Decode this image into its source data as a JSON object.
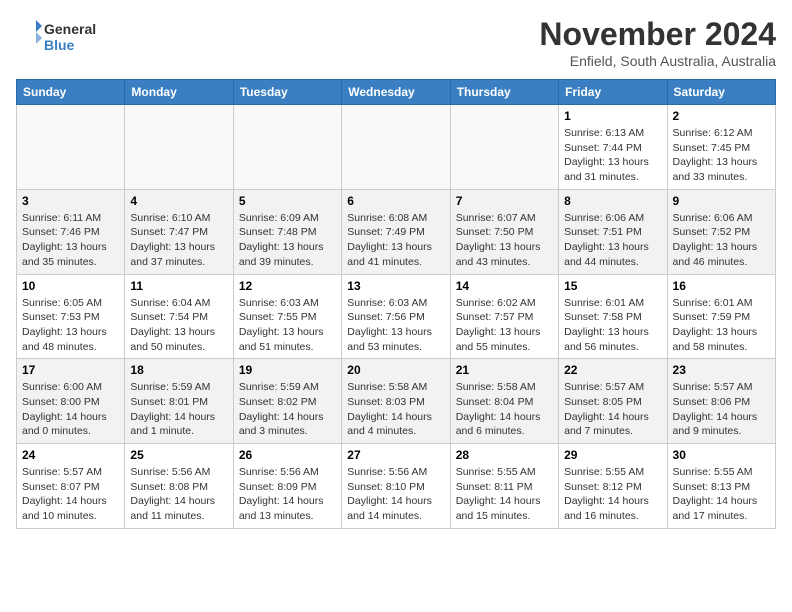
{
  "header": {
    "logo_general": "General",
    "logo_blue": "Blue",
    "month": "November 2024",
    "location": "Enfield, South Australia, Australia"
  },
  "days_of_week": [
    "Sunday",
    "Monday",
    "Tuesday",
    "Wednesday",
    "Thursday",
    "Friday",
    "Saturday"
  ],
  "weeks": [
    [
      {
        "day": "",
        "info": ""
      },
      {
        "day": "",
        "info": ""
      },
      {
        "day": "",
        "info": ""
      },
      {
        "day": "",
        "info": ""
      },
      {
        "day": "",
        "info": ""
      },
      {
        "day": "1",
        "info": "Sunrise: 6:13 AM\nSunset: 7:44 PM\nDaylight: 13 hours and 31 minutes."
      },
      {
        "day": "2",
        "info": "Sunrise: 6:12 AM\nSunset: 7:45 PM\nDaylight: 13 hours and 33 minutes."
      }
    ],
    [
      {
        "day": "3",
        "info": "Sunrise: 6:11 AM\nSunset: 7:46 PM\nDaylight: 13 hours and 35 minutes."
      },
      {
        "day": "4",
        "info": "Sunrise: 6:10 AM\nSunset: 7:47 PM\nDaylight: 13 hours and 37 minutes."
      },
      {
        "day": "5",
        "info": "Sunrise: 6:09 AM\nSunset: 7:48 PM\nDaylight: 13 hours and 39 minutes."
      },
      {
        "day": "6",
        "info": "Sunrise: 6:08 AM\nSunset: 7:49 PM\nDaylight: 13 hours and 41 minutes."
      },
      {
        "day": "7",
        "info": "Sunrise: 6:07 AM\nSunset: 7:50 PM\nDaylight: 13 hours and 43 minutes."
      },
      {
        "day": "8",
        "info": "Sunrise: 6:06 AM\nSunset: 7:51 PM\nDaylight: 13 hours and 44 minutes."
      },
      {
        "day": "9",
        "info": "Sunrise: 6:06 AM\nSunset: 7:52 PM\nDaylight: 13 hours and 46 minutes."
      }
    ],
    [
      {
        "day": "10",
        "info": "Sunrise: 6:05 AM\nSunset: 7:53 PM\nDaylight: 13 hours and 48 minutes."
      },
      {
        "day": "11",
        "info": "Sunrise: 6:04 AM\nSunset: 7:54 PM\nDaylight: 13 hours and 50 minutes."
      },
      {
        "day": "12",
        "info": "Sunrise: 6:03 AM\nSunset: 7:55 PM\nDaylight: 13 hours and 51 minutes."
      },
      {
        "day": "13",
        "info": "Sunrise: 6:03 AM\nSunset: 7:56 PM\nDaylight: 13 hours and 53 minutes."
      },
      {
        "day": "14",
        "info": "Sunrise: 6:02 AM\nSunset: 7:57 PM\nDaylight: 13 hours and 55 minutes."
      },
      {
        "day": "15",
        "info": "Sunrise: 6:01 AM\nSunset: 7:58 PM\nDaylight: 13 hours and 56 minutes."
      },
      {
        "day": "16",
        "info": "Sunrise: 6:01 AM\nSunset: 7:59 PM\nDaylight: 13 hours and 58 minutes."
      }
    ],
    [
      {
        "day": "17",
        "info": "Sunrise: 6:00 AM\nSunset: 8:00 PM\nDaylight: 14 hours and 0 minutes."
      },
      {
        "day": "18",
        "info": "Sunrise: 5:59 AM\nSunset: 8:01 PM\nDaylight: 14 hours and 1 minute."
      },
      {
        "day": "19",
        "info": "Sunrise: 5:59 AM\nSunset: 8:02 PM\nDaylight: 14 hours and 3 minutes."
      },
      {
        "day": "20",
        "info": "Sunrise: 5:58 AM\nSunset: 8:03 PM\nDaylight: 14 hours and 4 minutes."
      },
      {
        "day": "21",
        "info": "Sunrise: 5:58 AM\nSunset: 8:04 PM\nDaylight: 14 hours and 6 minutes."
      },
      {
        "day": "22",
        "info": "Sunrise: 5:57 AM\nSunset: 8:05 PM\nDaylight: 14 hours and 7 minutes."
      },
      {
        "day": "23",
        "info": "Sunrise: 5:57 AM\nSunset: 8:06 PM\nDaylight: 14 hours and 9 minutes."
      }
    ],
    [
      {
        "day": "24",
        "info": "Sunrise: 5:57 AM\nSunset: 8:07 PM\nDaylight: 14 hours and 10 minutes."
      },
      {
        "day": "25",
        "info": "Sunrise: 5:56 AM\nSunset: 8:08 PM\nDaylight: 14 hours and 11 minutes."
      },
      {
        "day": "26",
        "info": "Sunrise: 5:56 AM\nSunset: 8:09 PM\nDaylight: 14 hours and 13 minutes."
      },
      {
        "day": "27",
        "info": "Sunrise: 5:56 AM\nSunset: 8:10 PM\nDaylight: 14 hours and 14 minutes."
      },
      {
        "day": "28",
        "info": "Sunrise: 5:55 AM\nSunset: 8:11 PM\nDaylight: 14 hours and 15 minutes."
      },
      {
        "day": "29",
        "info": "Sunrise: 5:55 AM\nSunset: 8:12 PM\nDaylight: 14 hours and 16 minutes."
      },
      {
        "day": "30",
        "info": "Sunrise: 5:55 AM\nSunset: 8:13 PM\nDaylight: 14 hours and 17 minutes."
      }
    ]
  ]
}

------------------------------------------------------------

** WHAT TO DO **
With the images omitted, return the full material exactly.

** RESPONSE TO THE EXERCISE **
Decode this image into its source data as a JSON object.
{
  "header": {
    "logo_general": "General",
    "logo_blue": "Blue",
    "month": "November 2024",
    "location": "Enfield, South Australia, Australia"
  },
  "days_of_week": [
    "Sunday",
    "Monday",
    "Tuesday",
    "Wednesday",
    "Thursday",
    "Friday",
    "Saturday"
  ],
  "weeks": [
    [
      {
        "day": "",
        "info": ""
      },
      {
        "day": "",
        "info": ""
      },
      {
        "day": "",
        "info": ""
      },
      {
        "day": "",
        "info": ""
      },
      {
        "day": "",
        "info": ""
      },
      {
        "day": "1",
        "info": "Sunrise: 6:13 AM\nSunset: 7:44 PM\nDaylight: 13 hours and 31 minutes."
      },
      {
        "day": "2",
        "info": "Sunrise: 6:12 AM\nSunset: 7:45 PM\nDaylight: 13 hours and 33 minutes."
      }
    ],
    [
      {
        "day": "3",
        "info": "Sunrise: 6:11 AM\nSunset: 7:46 PM\nDaylight: 13 hours and 35 minutes."
      },
      {
        "day": "4",
        "info": "Sunrise: 6:10 AM\nSunset: 7:47 PM\nDaylight: 13 hours and 37 minutes."
      },
      {
        "day": "5",
        "info": "Sunrise: 6:09 AM\nSunset: 7:48 PM\nDaylight: 13 hours and 39 minutes."
      },
      {
        "day": "6",
        "info": "Sunrise: 6:08 AM\nSunset: 7:49 PM\nDaylight: 13 hours and 41 minutes."
      },
      {
        "day": "7",
        "info": "Sunrise: 6:07 AM\nSunset: 7:50 PM\nDaylight: 13 hours and 43 minutes."
      },
      {
        "day": "8",
        "info": "Sunrise: 6:06 AM\nSunset: 7:51 PM\nDaylight: 13 hours and 44 minutes."
      },
      {
        "day": "9",
        "info": "Sunrise: 6:06 AM\nSunset: 7:52 PM\nDaylight: 13 hours and 46 minutes."
      }
    ],
    [
      {
        "day": "10",
        "info": "Sunrise: 6:05 AM\nSunset: 7:53 PM\nDaylight: 13 hours and 48 minutes."
      },
      {
        "day": "11",
        "info": "Sunrise: 6:04 AM\nSunset: 7:54 PM\nDaylight: 13 hours and 50 minutes."
      },
      {
        "day": "12",
        "info": "Sunrise: 6:03 AM\nSunset: 7:55 PM\nDaylight: 13 hours and 51 minutes."
      },
      {
        "day": "13",
        "info": "Sunrise: 6:03 AM\nSunset: 7:56 PM\nDaylight: 13 hours and 53 minutes."
      },
      {
        "day": "14",
        "info": "Sunrise: 6:02 AM\nSunset: 7:57 PM\nDaylight: 13 hours and 55 minutes."
      },
      {
        "day": "15",
        "info": "Sunrise: 6:01 AM\nSunset: 7:58 PM\nDaylight: 13 hours and 56 minutes."
      },
      {
        "day": "16",
        "info": "Sunrise: 6:01 AM\nSunset: 7:59 PM\nDaylight: 13 hours and 58 minutes."
      }
    ],
    [
      {
        "day": "17",
        "info": "Sunrise: 6:00 AM\nSunset: 8:00 PM\nDaylight: 14 hours and 0 minutes."
      },
      {
        "day": "18",
        "info": "Sunrise: 5:59 AM\nSunset: 8:01 PM\nDaylight: 14 hours and 1 minute."
      },
      {
        "day": "19",
        "info": "Sunrise: 5:59 AM\nSunset: 8:02 PM\nDaylight: 14 hours and 3 minutes."
      },
      {
        "day": "20",
        "info": "Sunrise: 5:58 AM\nSunset: 8:03 PM\nDaylight: 14 hours and 4 minutes."
      },
      {
        "day": "21",
        "info": "Sunrise: 5:58 AM\nSunset: 8:04 PM\nDaylight: 14 hours and 6 minutes."
      },
      {
        "day": "22",
        "info": "Sunrise: 5:57 AM\nSunset: 8:05 PM\nDaylight: 14 hours and 7 minutes."
      },
      {
        "day": "23",
        "info": "Sunrise: 5:57 AM\nSunset: 8:06 PM\nDaylight: 14 hours and 9 minutes."
      }
    ],
    [
      {
        "day": "24",
        "info": "Sunrise: 5:57 AM\nSunset: 8:07 PM\nDaylight: 14 hours and 10 minutes."
      },
      {
        "day": "25",
        "info": "Sunrise: 5:56 AM\nSunset: 8:08 PM\nDaylight: 14 hours and 11 minutes."
      },
      {
        "day": "26",
        "info": "Sunrise: 5:56 AM\nSunset: 8:09 PM\nDaylight: 14 hours and 13 minutes."
      },
      {
        "day": "27",
        "info": "Sunrise: 5:56 AM\nSunset: 8:10 PM\nDaylight: 14 hours and 14 minutes."
      },
      {
        "day": "28",
        "info": "Sunrise: 5:55 AM\nSunset: 8:11 PM\nDaylight: 14 hours and 15 minutes."
      },
      {
        "day": "29",
        "info": "Sunrise: 5:55 AM\nSunset: 8:12 PM\nDaylight: 14 hours and 16 minutes."
      },
      {
        "day": "30",
        "info": "Sunrise: 5:55 AM\nSunset: 8:13 PM\nDaylight: 14 hours and 17 minutes."
      }
    ]
  ]
}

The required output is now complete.